It’s easy enough to determine the potential exposure in a healthcare or laboratory setting. While it’s unlikely that exposure to blood occurs regularly in a non-healthcare setting, there is still a potential for occupational exposure to bloodborne pathogens.
Every year thousands of workers are either injured in accidents or become ill due to picking up diseases from their work place. In 2015, the U.S. Bureau of Labor Statistics made a list of the most dangerous job industries and states. The five most high-risk states for injuries or illnesses are Maine, Vermont, Washington, Montana, and Alaska. While the five lowest risk states are Louisiana, New York, Texas, Virginia, and South Carolina.
Like clockwork; every October, the Department of Labor’s Occupational Safety and Health Administration releases a preliminary list of the 10 most frequently cited safety and health violations for the fiscal year, compiled from nearly 32,000 inspections of workplaces by federal OSHA staff.
If You Fail To Protect Your Workers On The Job?
In 2015 OSHA put together a report that details exactly this.
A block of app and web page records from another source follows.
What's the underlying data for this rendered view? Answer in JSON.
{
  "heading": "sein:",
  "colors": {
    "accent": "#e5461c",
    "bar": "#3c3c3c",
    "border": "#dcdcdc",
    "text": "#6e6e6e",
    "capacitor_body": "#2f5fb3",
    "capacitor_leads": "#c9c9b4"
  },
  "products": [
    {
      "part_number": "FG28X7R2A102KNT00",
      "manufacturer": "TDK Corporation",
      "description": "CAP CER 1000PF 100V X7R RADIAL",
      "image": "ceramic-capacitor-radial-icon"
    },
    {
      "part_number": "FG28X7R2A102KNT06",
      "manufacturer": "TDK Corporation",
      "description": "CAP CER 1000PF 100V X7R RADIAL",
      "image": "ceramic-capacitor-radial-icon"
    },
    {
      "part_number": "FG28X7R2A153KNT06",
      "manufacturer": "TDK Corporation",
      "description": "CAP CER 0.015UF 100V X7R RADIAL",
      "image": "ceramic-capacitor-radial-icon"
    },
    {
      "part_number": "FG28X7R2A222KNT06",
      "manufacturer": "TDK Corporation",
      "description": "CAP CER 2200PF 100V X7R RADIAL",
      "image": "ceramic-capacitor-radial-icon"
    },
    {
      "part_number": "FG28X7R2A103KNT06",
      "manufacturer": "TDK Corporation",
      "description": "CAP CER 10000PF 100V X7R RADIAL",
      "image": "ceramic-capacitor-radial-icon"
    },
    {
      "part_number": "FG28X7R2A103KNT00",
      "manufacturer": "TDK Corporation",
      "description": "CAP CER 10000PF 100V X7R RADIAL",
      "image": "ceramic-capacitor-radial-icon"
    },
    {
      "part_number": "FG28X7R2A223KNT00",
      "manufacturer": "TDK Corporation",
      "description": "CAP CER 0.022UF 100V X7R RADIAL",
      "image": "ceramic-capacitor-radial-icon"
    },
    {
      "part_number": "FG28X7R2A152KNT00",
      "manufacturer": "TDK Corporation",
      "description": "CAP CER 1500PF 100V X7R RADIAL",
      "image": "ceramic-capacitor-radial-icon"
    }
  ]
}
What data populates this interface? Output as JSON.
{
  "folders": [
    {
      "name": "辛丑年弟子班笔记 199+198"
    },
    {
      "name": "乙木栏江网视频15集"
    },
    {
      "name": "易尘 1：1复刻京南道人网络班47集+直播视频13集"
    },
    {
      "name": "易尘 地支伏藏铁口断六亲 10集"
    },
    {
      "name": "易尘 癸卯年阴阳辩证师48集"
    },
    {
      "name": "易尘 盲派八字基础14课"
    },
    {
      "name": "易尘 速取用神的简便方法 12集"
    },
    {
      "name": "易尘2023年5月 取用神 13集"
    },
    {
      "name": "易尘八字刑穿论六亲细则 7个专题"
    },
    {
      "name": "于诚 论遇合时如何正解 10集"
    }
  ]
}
The costs not only affect the workplace, but they affect families, employees and the economy overall. This is a fact: workers earn an average of 15 percent less over 10 years following an injury.
Journey to Safety Excellence
We found this great infographic about Workplace Injuries put together by the NSC and we found it to be so valuable that we wanted to share it with you. The numbers are almost unbelievable; nearly 13,000 American workers are injured each day. The worst part about it, many (if not all) of these injuries are preventable if more attention is given.